album, still but an acetate, is played through, the lights come on and it was a corker
a veritable 35 minutes of ear-tingling joy. "Sorry no copies available for at
least a month."
The packed room of
journalists and media-men in unison sighed that audible display of frustration that comes
when the palate has been treated to a most exquisite dish
then told to come to the
banquet next week.
The title track "Catch
Bull At Four" is on first hearing a marked development for Cat. For while the usual
quality hallmarks like high-strung melodies, exotically shifting rhythms and harmoniously
plucking guitar are all in evidence his voice has opened considerably.
One track is about a
"boy with the moon and stars on his head." Six minutes of Cats new found
metallic voice over Alun Davies busy acoustically-cutting guitar which etches a
vivid backcloth. The words wafted in one ear
.. triggered rare evocative emotions of
. Then sped through and out of the other ear leaving a desire to hear
it all over again.
Then comes one that again
has that tight membrane-bursting vocal and an instrumental backing as electricity charged
as the sound of 500 Swan Vestas being slowly scratched over coarse abrasive sandpaper. It
sparks, hisses, and finally flares into flamboyant flame fanned by machine gun drumming.
LIGHT AS A CAKE
Then sounds of a morning
songbird, piping flute over virtuoso violin
a melody as breathlessly light as a
Kipling cake! As Cat mentioned in his recent interview with Disc he feels music as
a sexual release. The perfect example of that is "a track with" a sensuous

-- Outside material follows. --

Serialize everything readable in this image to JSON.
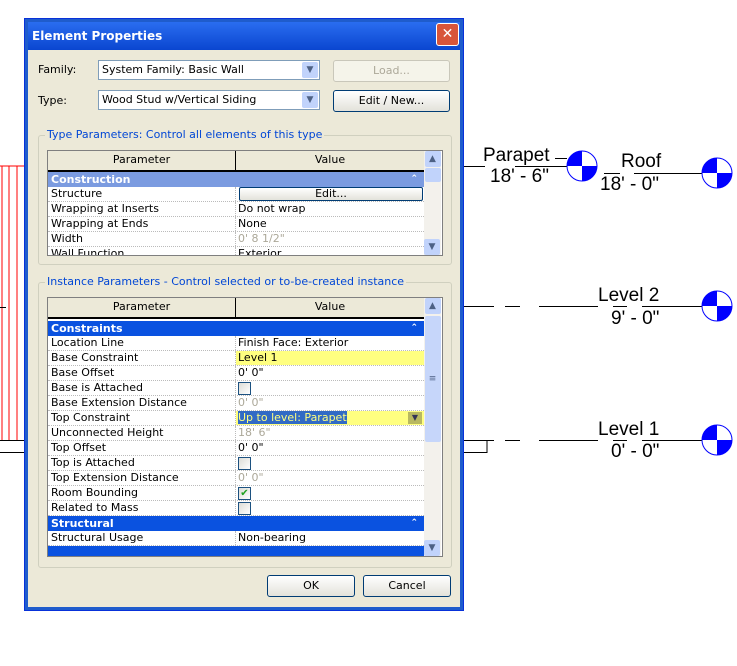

rakish voice that informs you that "Love heats my blood
. So lets live
for today." No wonder this is being considered for a single.
By the second side of the
album, I was too weak and drunk with music to make exacting notes
. But I recall
hearing a piece with heavy major chord changes breaking into teardrop violin that swelled
into a sea of orchestral tears, fuzzy bass-lines that started out at a trot developed into
a canter, and ended at breakneck full gallop and vibrant driving piano.
The show stealer was
"O Caritas" a song by Cat and Jeremy Taylor and sung in Latin! All over a hot
olive scented Mediterranean music. Greek style bouzoukis and Spanish rhythms
wonder when the track faded a voice at the back was heard to say "Ole Kebob!"
last track is like a smokey
smouldering log fire
the warm embers of this
song will help us all through
the bitter cold winter ahead
in August for you!) as it
glows and flickers on your
turntable. The lyric through
is a plea to end destructive